This is the second preface: the first step to undertaking any physical HVAC-efficiency upgrading is sealing off any cracks, gaps, splits or breaks in the outer shell of the building. The most efficient, entirely-integrated, room-specific radiant heating system controlled by a top shelf smart thermostat isn’t going to do much good if hot or cold air is escaping in and out of your house through gaps in its skin.
Obviously, the outer walls should be scanned for any chinks or breaks everywhere, but the air-loss danger zones are anywhere anything breaks the continuity of your framework: pipes, spigots, vents, faucets, wires leading in and out, etc. Check around chimneys- breaks often go unnoticed around them- and be sure that the flue is closed! Another oft-missed biggie: recessed lights. Badly sealed recessed lights often terminate at tubes that lead right up to the attic (the attic will come up again), and those tubes are like straws that draw warm (or cool) air right up to the attic and out of the house.
Check the attic and basement too. As much as 45% of a heating bill can be attributed to a drafty, unsealed and uninsulated attic. Attics and basements also tend to be visited by a home’s owner less often than the space in between, which makes the missing of breaks around pipes, windows, doors, etc., more likely. Though those gaps no less likely to increase your HVAC bill. Wherever you find those openings, seal them off with a caulk or an expanding sealing spray foam.
Once the gaps are closed, insulate wherever possible. Depending on when a home was built, there’s a decent chance that no insulation (or that sub-par insulation) was incorporated into the building. (A house built between the 1930s and the1950s might have asbestos-material insulation. If it’s undamaged, leaving it alone might be the best policy. Asbestos is dangerous when damaged, moved, disturbed, degraded, etc. Never attempt to remove asbestos insulation, and if you’re not sure about the asbestos content, have it checked out.) The takeaway here- close gaps and insulate.
Perhaps the biggest air-loss offenders are doors and windows. Badly fitting doors and windows are both huge culprits, as is missing or degraded weather stripping- check the weather stripping.
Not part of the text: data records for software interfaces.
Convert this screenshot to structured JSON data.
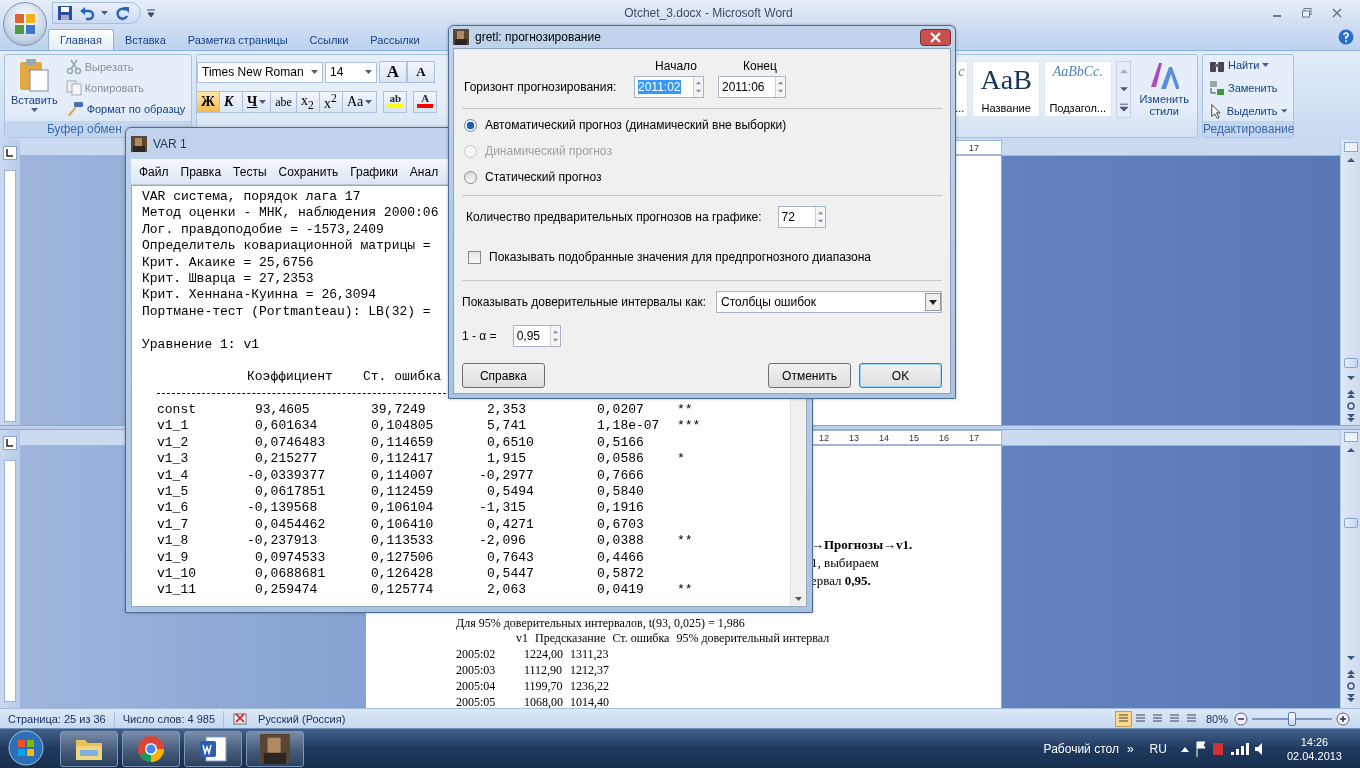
{
  "word": {
    "title": "Otchet_3.docx - Microsoft Word",
    "tabs": [
      {
        "label": "Главная",
        "selected": true
      },
      {
        "label": "Вставка",
        "selected": false
      },
      {
        "label": "Разметка страницы",
        "selected": false
      },
      {
        "label": "Ссылки",
        "selected": false
      },
      {
        "label": "Рассылки",
        "selected": false
      }
    ],
    "clipboard": {
      "paste": "Вставить",
      "group": "Буфер обмен",
      "items": [
        {
          "label": "Вырезать",
          "kind": "cut",
          "disabled": true
        },
        {
          "label": "Копировать",
          "kind": "copy",
          "disabled": true
        },
        {
          "label": "Формат по образцу",
          "kind": "painter",
          "disabled": false
        }
      ]
    },
    "font": {
      "name": "Times New Roman",
      "size": "14",
      "size_buttons": [
        {
          "label": "A",
          "kind": "grow"
        },
        {
          "label": "A",
          "kind": "shrink"
        }
      ],
      "format_buttons": [
        {
          "label": "Ж",
          "kind": "bold",
          "selected": true,
          "menu": false
        },
        {
          "label": "К",
          "kind": "italic",
          "selected": false,
          "menu": false
        },
        {
          "label": "Ч",
          "kind": "underline",
          "selected": false,
          "menu": true
        },
        {
          "label": "abe",
          "kind": "strike",
          "selected": false,
          "menu": false
        },
        {
          "label": "x$_{2}$",
          "kind": "script",
          "selected": false,
          "menu": false
        },
        {
          "label": "x$^{2}$",
          "kind": "script",
          "selected": false,
          "menu": false
        },
        {
          "label": "Aa",
          "kind": "case",
          "selected": false,
          "menu": true
        }
      ],
      "highlight": "ab",
      "font_color": "A"
    },
    "styles": [
      {
        "sample": "c",
        "name": "...",
        "kind": "partial"
      },
      {
        "sample": "AaB",
        "name": "Название",
        "kind": "title"
      },
      {
        "sample": "AaBbCc.",
        "name": "Подзагол...",
        "kind": "subtitle"
      }
    ],
    "change_styles": "Изменить стили",
    "editing": {
      "group": "Редактирование",
      "items": [
        {
          "label": "Найти",
          "kind": "find",
          "menu": true
        },
        {
          "label": "Заменить",
          "kind": "replace",
          "menu": false
        },
        {
          "label": "Выделить",
          "kind": "select",
          "menu": true
        }
      ]
    }
  },
  "panes": [
    {
      "ruler": [
        "17"
      ]
    },
    {
      "ruler": [
        "12",
        "13",
        "14",
        "15",
        "16",
        "17"
      ],
      "fragments": [
        {
          "text": "→Прогнозы→v1.",
          "bold": true
        },
        {
          "text": "1, выбираем",
          "bold": false
        },
        {
          "text": "ервал **0,95.**",
          "bold": false
        }
      ],
      "note": "Для 95% доверительных интервалов, t(93, 0,025) = 1,986",
      "table_header": [
        "v1",
        "Предсказание",
        "Ст. ошибка",
        "95% доверительный интервал"
      ],
      "table_rows": [
        [
          "2005:02",
          "1224,00",
          "1311,23"
        ],
        [
          "2005:03",
          "1112,90",
          "1212,37"
        ],
        [
          "2005:04",
          "1199,70",
          "1236,22"
        ],
        [
          "2005:05",
          "1068,00",
          "1014,40"
        ]
      ]
    }
  ],
  "status": {
    "page": "Страница: 25 из 36",
    "words": "Число слов: 4 985",
    "language": "Русский (Россия)",
    "views": [
      {
        "selected": true
      },
      {
        "selected": false
      },
      {
        "selected": false
      },
      {
        "selected": false
      },
      {
        "selected": false
      }
    ],
    "zoom": "80%",
    "zoom_slider": {
      "level": 0.5
    }
  },
  "taskbar": {
    "apps": [
      {
        "kind": "explorer"
      },
      {
        "kind": "chrome"
      },
      {
        "kind": "word"
      },
      {
        "kind": "gretl"
      }
    ],
    "desktop": "Рабочий стол",
    "more": "»",
    "lang": "RU",
    "time": "14:26",
    "date": "02.04.2013"
  },
  "var_window": {
    "title": "VAR 1",
    "menu": [
      "Файл",
      "Правка",
      "Тесты",
      "Сохранить",
      "Графики",
      "Анал"
    ],
    "summary": [
      "VAR система, порядок лага 17",
      "Метод оценки - МНК, наблюдения 2000:06",
      "Лог. правдоподобие = -1573,2409",
      "Определитель ковариационной матрицы =",
      "Крит. Акаике = 25,6756",
      "Крит. Шварца = 27,2353",
      "Крит. Хеннана-Куинна = 26,3094",
      "Портмане-тест (Portmanteau): LB(32) ="
    ],
    "equation": "Уравнение 1: v1",
    "columns": [
      "Коэффициент",
      "Ст. ошибка"
    ],
    "rows": [
      {
        "name": "const",
        "coef": "93,4605",
        "se": "39,7249",
        "t": "2,353",
        "p": "0,0207",
        "stars": "**"
      },
      {
        "name": "v1_1",
        "coef": "0,601634",
        "se": "0,104805",
        "t": "5,741",
        "p": "1,18e-07",
        "stars": "***"
      },
      {
        "name": "v1_2",
        "coef": "0,0746483",
        "se": "0,114659",
        "t": "0,6510",
        "p": "0,5166",
        "stars": ""
      },
      {
        "name": "v1_3",
        "coef": "0,215277",
        "se": "0,112417",
        "t": "1,915",
        "p": "0,0586",
        "stars": "*"
      },
      {
        "name": "v1_4",
        "coef": "-0,0339377",
        "se": "0,114007",
        "t": "-0,2977",
        "p": "0,7666",
        "stars": ""
      },
      {
        "name": "v1_5",
        "coef": "0,0617851",
        "se": "0,112459",
        "t": "0,5494",
        "p": "0,5840",
        "stars": ""
      },
      {
        "name": "v1_6",
        "coef": "-0,139568",
        "se": "0,106104",
        "t": "-1,315",
        "p": "0,1916",
        "stars": ""
      },
      {
        "name": "v1_7",
        "coef": "0,0454462",
        "se": "0,106410",
        "t": "0,4271",
        "p": "0,6703",
        "stars": ""
      },
      {
        "name": "v1_8",
        "coef": "-0,237913",
        "se": "0,113533",
        "t": "-2,096",
        "p": "0,0388",
        "stars": "**"
      },
      {
        "name": "v1_9",
        "coef": "0,0974533",
        "se": "0,127506",
        "t": "0,7643",
        "p": "0,4466",
        "stars": ""
      },
      {
        "name": "v1_10",
        "coef": "0,0688681",
        "se": "0,126428",
        "t": "0,5447",
        "p": "0,5872",
        "stars": ""
      },
      {
        "name": "v1_11",
        "coef": "0,259474",
        "se": "0,125774",
        "t": "2,063",
        "p": "0,0419",
        "stars": "**"
      }
    ]
  },
  "dialog": {
    "title": "gretl: прогнозирование",
    "horizon_label": "Горизонт прогнозирования:",
    "start": {
      "heading": "Начало",
      "value": "2011:02",
      "highlighted": true
    },
    "end": {
      "heading": "Конец",
      "value": "2011:06",
      "highlighted": false
    },
    "modes": [
      {
        "label": "Автоматический прогноз (динамический вне выборки)",
        "selected": true,
        "disabled": false
      },
      {
        "label": "Динамический прогноз",
        "selected": false,
        "disabled": true
      },
      {
        "label": "Статический прогноз",
        "selected": false,
        "disabled": false
      }
    ],
    "count_label": "Количество предварительных прогнозов на графике:",
    "count": "72",
    "show_fitted": {
      "label": "Показывать подобранные значения для предпрогнозного диапазона",
      "checked": false
    },
    "interval_label": "Показывать доверительные интервалы как:",
    "interval": "Столбцы ошибок",
    "alpha_label": "1 - α =",
    "alpha": "0,95",
    "buttons": [
      {
        "label": "Справка",
        "default": false
      },
      {
        "label": "Отменить",
        "default": false
      },
      {
        "label": "OK",
        "default": true
      }
    ]
  }
}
And double-paned windows are almost always worth the initial investment (which isn’t all that excessive). Plus, if there’s a way to work it into the decorating scheme (or hide them behind nice drapes or something), cellular or “honeycomb” shades are surprisingly effective at increasing HVAC efficiency. For doors losing air at the base, something as simple as a “kick-under” draft stopper can make a big difference.
Working with What You’ve Got
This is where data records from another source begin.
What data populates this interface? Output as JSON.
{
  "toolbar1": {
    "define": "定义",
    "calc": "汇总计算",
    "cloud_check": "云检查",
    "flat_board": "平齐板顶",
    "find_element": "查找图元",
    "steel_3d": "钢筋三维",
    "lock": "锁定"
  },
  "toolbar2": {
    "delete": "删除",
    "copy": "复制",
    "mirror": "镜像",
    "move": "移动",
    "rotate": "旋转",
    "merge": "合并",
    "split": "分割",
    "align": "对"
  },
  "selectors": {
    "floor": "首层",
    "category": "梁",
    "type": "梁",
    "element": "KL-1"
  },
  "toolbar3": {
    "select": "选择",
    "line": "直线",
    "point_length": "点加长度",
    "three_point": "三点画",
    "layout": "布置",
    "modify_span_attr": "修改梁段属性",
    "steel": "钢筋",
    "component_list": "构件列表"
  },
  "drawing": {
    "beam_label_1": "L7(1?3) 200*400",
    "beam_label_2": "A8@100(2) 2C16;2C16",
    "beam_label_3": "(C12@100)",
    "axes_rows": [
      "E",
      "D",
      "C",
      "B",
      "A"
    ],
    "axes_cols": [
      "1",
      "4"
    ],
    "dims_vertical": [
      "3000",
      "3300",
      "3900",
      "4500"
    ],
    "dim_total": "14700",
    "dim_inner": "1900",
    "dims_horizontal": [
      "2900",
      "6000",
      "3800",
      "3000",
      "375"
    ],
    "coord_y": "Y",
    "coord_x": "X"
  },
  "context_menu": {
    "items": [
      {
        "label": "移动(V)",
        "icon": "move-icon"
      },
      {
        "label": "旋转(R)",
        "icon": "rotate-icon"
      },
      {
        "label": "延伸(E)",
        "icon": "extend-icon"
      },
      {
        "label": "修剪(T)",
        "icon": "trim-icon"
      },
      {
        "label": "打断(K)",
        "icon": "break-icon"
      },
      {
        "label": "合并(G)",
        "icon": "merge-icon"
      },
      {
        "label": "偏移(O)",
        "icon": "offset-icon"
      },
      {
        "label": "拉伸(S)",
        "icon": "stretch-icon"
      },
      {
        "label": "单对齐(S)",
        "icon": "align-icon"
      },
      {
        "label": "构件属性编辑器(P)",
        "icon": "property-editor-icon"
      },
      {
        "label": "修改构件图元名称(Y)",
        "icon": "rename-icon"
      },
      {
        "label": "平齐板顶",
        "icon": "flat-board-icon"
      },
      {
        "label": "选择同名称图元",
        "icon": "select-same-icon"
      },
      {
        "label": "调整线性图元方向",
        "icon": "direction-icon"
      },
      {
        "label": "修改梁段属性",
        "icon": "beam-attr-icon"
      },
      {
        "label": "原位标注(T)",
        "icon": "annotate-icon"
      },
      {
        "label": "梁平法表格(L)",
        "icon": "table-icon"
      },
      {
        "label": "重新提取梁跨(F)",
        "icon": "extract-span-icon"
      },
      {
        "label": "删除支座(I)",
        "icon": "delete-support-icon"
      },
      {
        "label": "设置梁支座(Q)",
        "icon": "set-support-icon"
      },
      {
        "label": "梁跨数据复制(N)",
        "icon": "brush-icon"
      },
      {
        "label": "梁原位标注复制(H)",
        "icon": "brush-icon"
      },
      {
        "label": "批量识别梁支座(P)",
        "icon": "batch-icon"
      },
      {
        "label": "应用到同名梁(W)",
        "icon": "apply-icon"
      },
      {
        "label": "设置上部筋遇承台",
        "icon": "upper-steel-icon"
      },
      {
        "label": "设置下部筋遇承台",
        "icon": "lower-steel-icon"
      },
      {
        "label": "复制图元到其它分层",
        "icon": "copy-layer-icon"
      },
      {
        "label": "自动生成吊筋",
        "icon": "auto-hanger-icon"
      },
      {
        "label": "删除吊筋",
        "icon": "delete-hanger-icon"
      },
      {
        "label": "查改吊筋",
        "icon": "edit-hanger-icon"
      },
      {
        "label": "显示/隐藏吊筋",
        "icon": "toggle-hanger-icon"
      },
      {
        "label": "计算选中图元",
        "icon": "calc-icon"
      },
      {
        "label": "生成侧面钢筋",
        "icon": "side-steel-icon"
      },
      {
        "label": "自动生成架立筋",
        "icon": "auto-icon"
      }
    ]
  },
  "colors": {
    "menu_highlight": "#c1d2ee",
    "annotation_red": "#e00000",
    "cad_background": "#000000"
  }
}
The first step to working with what you’ve got is identifying what you’ve got. Familiarize yourself with your heating system. The pros and cons, failure risks and upgrade options are profoundly different depending on the heating system. For instance, a hydronic heating system (which is more likely in an old home than the now more common “forced air” setups) is easier to convert to radiant heating, and have boilers that can be replaced with more efficient newer models. However, there’s also a risk of leaking, rust and pipe degradation that doesn’t accompany a forced air system.
Of course, this isn’t an exhaustive list, but sealing off a home’s outer framework, insulating it, upgrading the windows, fitting the doors and becoming familiar with a house’s heating system to consider upgrades or replacements- all of that is a great place to start. The earlier-mentioned smart thermostat is real money (and energy) saver. Doing research on this sort of thing is obviously as helpful as doing research on any other subject- very helpful. That’s about it for this primer, so- good luck and good temperature.

Ruben Keogh is a retired plumber, HVAC pro, amateur conservationist and environmentalist, who found his true calling after progressing from apprentice to journeyman blogger. When he acquires the experience, wit and insight necessary for master blogger status, he’ll let you know. Meanwhile, Ruben spends his time daydreaming about snorkeling in Costa Rica, hiking and his lovely wife Gina (not necessarily in that order, or course).